Listed records →
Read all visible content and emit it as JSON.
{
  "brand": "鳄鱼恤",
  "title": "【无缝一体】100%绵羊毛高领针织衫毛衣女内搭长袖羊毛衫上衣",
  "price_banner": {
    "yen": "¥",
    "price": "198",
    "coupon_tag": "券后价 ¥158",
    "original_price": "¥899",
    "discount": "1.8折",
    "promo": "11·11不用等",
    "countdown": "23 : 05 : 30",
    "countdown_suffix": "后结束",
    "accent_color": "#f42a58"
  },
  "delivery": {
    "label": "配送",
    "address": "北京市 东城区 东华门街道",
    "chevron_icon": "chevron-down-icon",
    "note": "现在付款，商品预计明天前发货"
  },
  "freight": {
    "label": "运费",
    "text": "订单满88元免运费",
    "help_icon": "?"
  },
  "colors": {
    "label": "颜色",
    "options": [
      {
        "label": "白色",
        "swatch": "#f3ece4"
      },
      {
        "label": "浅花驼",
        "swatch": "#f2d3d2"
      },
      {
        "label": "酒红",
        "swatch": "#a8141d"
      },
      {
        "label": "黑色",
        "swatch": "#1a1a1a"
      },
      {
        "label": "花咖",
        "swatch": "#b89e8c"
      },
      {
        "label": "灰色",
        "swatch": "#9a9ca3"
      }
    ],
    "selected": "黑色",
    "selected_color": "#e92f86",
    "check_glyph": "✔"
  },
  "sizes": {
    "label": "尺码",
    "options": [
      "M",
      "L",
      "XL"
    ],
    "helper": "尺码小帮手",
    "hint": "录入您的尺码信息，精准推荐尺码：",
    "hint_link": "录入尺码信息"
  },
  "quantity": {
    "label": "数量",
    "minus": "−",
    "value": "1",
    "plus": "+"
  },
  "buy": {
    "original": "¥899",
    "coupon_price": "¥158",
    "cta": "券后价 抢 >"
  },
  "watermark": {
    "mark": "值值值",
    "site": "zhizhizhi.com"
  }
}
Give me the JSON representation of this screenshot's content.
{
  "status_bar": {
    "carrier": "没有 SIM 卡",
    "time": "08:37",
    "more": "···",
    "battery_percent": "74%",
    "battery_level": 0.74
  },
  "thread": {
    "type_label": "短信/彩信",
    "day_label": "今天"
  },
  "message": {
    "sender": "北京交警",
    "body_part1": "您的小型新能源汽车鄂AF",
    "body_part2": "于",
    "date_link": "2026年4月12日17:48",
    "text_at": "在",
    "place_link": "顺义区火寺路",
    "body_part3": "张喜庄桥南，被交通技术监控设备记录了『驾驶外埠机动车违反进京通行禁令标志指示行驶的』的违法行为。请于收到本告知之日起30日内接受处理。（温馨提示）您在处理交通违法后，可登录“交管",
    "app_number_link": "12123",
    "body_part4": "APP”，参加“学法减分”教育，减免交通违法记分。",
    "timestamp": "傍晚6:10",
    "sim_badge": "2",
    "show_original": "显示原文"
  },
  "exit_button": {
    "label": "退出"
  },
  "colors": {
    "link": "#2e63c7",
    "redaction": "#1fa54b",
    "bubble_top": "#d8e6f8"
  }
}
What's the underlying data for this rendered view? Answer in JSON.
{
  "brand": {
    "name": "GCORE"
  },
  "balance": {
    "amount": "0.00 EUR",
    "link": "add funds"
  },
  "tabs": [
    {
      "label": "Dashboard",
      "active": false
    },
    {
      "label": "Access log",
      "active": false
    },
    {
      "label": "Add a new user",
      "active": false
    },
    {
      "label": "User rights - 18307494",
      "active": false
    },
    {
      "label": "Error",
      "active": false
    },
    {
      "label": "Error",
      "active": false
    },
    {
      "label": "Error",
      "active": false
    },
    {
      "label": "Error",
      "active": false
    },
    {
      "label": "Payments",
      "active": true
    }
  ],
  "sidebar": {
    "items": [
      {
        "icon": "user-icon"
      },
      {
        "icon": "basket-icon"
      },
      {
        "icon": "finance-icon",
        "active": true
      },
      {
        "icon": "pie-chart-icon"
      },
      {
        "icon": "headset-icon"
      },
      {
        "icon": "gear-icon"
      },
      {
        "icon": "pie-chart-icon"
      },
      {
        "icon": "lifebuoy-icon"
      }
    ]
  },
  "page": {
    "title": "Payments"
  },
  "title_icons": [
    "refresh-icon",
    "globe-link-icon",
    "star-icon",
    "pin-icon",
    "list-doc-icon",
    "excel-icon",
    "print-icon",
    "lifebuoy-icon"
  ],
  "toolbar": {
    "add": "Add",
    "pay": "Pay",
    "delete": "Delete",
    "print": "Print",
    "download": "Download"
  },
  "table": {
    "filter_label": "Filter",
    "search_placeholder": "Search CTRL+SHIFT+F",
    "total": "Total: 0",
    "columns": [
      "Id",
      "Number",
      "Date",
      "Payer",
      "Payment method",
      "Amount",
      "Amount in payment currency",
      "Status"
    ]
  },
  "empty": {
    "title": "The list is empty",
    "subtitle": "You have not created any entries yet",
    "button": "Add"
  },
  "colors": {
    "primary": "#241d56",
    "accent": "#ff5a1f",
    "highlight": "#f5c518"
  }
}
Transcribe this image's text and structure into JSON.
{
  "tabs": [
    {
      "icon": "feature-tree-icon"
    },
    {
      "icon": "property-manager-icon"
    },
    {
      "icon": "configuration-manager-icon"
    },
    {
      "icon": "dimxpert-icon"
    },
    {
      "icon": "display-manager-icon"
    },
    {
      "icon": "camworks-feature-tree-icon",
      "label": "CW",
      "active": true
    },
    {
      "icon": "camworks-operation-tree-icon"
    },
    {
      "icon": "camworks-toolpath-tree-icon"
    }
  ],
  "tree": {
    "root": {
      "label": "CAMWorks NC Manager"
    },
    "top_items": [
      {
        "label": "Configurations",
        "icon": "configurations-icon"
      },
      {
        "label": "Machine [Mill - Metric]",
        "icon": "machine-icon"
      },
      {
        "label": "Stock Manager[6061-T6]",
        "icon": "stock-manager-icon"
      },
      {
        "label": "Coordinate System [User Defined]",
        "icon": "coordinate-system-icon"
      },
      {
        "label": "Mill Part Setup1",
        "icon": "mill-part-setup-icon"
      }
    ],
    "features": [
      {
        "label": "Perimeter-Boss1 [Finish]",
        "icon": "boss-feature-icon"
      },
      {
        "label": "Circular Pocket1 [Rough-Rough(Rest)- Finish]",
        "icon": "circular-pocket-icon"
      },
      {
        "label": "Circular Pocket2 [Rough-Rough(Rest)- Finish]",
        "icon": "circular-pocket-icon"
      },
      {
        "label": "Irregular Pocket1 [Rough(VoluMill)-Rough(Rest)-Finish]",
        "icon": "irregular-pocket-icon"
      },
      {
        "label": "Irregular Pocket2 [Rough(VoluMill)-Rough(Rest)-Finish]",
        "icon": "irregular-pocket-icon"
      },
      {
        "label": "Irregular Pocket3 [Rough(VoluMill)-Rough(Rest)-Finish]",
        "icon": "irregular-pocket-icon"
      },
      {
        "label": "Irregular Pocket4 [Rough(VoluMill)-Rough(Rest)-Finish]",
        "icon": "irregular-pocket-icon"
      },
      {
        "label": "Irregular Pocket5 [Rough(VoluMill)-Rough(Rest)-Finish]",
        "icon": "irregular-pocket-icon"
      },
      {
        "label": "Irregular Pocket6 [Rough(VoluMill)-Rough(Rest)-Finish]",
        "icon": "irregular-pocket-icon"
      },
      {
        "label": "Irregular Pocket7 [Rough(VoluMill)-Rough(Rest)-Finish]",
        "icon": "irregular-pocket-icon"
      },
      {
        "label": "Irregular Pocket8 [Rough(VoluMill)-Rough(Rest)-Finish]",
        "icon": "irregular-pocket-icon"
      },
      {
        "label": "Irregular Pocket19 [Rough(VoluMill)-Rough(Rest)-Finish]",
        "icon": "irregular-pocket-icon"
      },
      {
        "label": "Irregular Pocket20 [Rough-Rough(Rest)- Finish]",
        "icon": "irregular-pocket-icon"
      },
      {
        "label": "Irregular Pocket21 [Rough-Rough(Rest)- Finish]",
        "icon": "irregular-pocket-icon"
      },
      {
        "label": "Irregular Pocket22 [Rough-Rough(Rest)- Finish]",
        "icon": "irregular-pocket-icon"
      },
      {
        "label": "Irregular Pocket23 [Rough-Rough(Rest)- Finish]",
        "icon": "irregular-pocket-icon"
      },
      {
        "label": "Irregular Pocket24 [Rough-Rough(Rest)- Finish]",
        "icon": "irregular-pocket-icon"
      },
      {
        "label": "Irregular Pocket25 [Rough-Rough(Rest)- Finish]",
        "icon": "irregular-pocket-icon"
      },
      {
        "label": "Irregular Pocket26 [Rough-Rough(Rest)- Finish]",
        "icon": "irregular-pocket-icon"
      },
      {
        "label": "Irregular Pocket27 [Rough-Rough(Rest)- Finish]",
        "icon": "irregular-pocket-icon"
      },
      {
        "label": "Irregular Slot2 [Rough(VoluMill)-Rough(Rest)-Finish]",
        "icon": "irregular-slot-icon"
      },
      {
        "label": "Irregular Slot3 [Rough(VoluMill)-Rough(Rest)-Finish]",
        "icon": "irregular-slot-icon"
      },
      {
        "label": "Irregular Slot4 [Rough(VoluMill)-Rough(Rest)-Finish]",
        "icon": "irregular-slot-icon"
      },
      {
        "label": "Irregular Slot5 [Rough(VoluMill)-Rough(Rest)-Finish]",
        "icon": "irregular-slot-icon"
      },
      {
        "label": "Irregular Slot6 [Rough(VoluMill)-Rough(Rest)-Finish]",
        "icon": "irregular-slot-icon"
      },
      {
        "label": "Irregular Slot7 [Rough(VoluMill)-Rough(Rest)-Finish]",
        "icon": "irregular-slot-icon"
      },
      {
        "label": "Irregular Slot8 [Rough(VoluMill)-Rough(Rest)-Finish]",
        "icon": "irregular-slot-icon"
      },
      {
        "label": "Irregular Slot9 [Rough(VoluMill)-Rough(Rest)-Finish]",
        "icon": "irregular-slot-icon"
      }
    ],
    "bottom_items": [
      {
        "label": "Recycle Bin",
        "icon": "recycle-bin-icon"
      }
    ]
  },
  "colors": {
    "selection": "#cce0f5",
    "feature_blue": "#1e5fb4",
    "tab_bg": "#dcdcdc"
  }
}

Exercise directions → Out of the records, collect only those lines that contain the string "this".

Finished task →
Give me the JSON representation of this screenshot's content.
What's the underlying data for this rendered view? Answer in JSON.
Transcribe this image's text and structure into JSON.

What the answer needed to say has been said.